– a much-loved YA science fiction short story, “Crystal Sister”, which has been bouncing around the marketplace about as long as “This Place of My Father’s Heart”.
– a new picture book manuscript, “The 1-Dogpower Garden Team” which is on its first visit “out” with a U.S. publisher I’ve never tried before.
– and Harlequin! In November I sent 3 sample chapters plus synopsis of a completed novel, “Strong As a Pharaoh”, to their Special Edition line. (If this happens to be accepted, I’ll be using a pseudonym!)
– and the real nail-biter, also with Harlequin. Last month I submitted chapter 1 plus synopsis to their search for new authors for their Love Inspired line (in which a friend of mine, Donna Gartshore, has already published two books). At this stage we are all guaranteed feedback (how I hate writing synopses!! – particularly for a book that hasn’t been written!) This, as of April 30 at the latest, and some people have already received a “yea” or “nay”. If “Lost & Found Dog” (working title) happens to be approved for Round 2, I’m going to be extremely busy writing another 50,000 words to make the August 1 deadline…
….and I’m also waiting to hear back on several other things in the children’s book realm – an early chapter book “Tyler Evans the Great”, and at least two other picture book submissions.
Meanwhile, there are plenty of unfinished manuscripts in my files, ranging from my adult time-slip novel, “Murder at Glencoe”; to YA historical “Free to Come Home” (sequel to This Land We Call Home); a young middle-grade novel “The Hole in the Ice” …. and a whole bunch of others.
So there’s plenty to do – supposedly the perfect remedy for waiting…
Live today, an interview on my writing:
Timefall, the new omnibus combined version of Collapse of the Veil and Crossings, has been bumped up to a September 1 release by new (to me) publisher, Five Rivers Publishing. The two original YA fantasy novels were “orphaned” when the initial publisher changed hands and all young adult novels were jettisoned. This publication date came as a surprise to me, for my contract indicated a December 1 release.
I greatly appreciate the interest of Lorina Stephens of Five Rivers in taking on these two books, which developed slowly over a 25+ year span after the initial riveting idea hit in 1984. I also really appreciate the wonderful editing of Dr. Robert Runte, who helped make this new, combined edition even stronger than the original works.
Blurbs on the two original novels:
Collapse of the Veil: “A tenderly urgent journey through time, love, apocalypse, and unexpected hope. Readers will emerge with new insights for our world’s problems and possibilities.” Sharon Plumb, author of Draco’s Child.

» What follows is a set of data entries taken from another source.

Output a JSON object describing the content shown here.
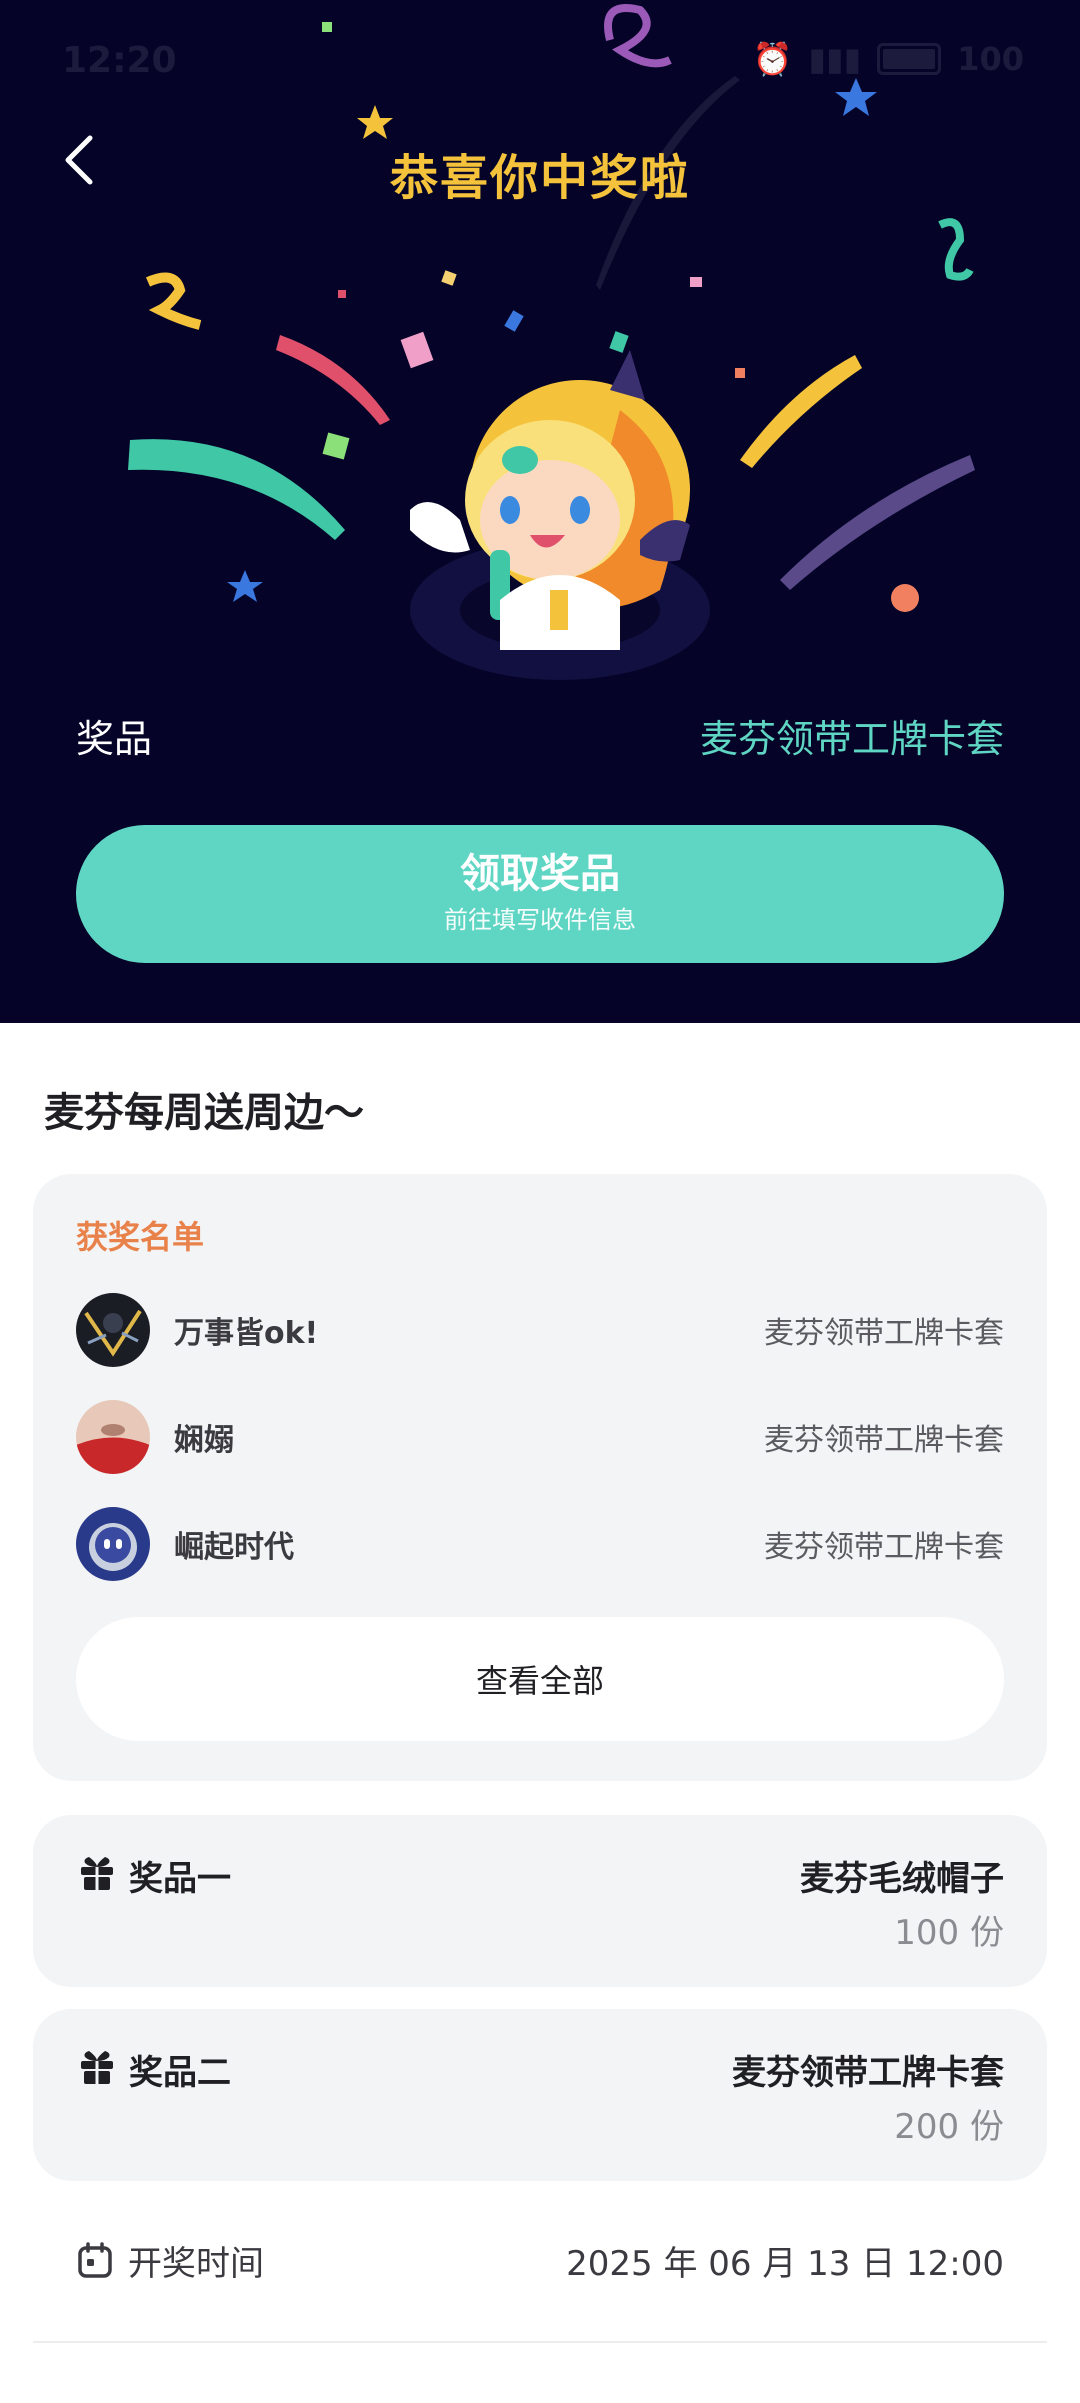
{
  "status_bar": {
    "time": "12:20",
    "battery": "100"
  },
  "hero": {
    "title": "恭喜你中奖啦",
    "prize_label": "奖品",
    "prize_value": "麦芬领带工牌卡套",
    "claim_button": {
      "title": "领取奖品",
      "subtitle": "前往填写收件信息"
    }
  },
  "section": {
    "title": "麦芬每周送周边～"
  },
  "winners": {
    "heading": "获奖名单",
    "items": [
      {
        "name": "万事皆ok!",
        "prize": "麦芬领带工牌卡套"
      },
      {
        "name": "娴嫋",
        "prize": "麦芬领带工牌卡套"
      },
      {
        "name": "崛起时代",
        "prize": "麦芬领带工牌卡套"
      }
    ],
    "view_all": "查看全部"
  },
  "prizes": [
    {
      "label": "奖品一",
      "item": "麦芬毛绒帽子",
      "quantity": "100 份"
    },
    {
      "label": "奖品二",
      "item": "麦芬领带工牌卡套",
      "quantity": "200 份"
    }
  ],
  "draw": {
    "label": "开奖时间",
    "value": "2025 年 06 月 13 日 12:00"
  },
  "colors": {
    "hero_bg": "#050428",
    "accent_teal": "#5fd6c3",
    "title_gold": "#f5c33b",
    "winner_heading": "#e9824a"
  }
}
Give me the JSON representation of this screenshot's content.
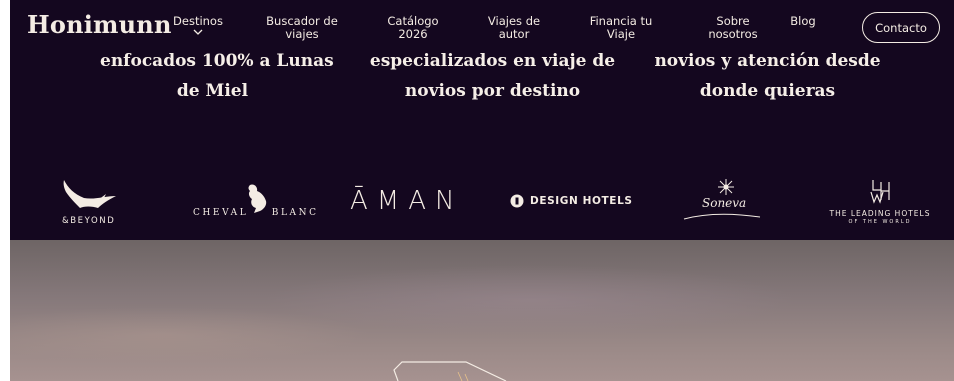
{
  "nav": {
    "logo": "Honimunn",
    "items": [
      {
        "label": "Destinos"
      },
      {
        "label": "Buscador de viajes"
      },
      {
        "label": "Catálogo 2026"
      },
      {
        "label": "Viajes de autor"
      },
      {
        "label": "Financia tu Viaje"
      },
      {
        "label": "Sobre nosotros"
      },
      {
        "label": "Blog"
      }
    ],
    "contact": "Contacto"
  },
  "features": [
    {
      "line1": "enfocados 100% a Lunas",
      "line2": "de Miel"
    },
    {
      "line1": "especializados en viaje de",
      "line2": "novios por destino"
    },
    {
      "line1": "novios y atención desde",
      "line2": "donde quieras"
    }
  ],
  "brands": {
    "andbeyond": "&BEYOND",
    "cheval": "CHEVAL BLANC",
    "aman": "ĀMAN",
    "design_hotels": "DESIGN HOTELS",
    "soneva": "Soneva",
    "leading_1": "THE LEADING HOTELS",
    "leading_2": "OF THE WORLD"
  },
  "colors": {
    "background": "#14071f",
    "text": "#f4ece4"
  }
}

Crossings: “One world, two very different times, three misfit teens and a baby. Alison Lohans’ spare and certain prose transports us into their journey, pitting love and hope against the coming apocalypse.” Marie Powell, author of Hawk.
I was saddened to learn of the death of distinguished Canadian children’s author Janet Lunn, who was a generous mentor who helped shape my early work during her term as Writer-in-Residence at Regina Public Library, 1982-83. During that time Janet read virtually all of my work, offering good advice and friendship, and was there in her office when I ran in to show her my first published book. Thanks, Janet, for all that you offered.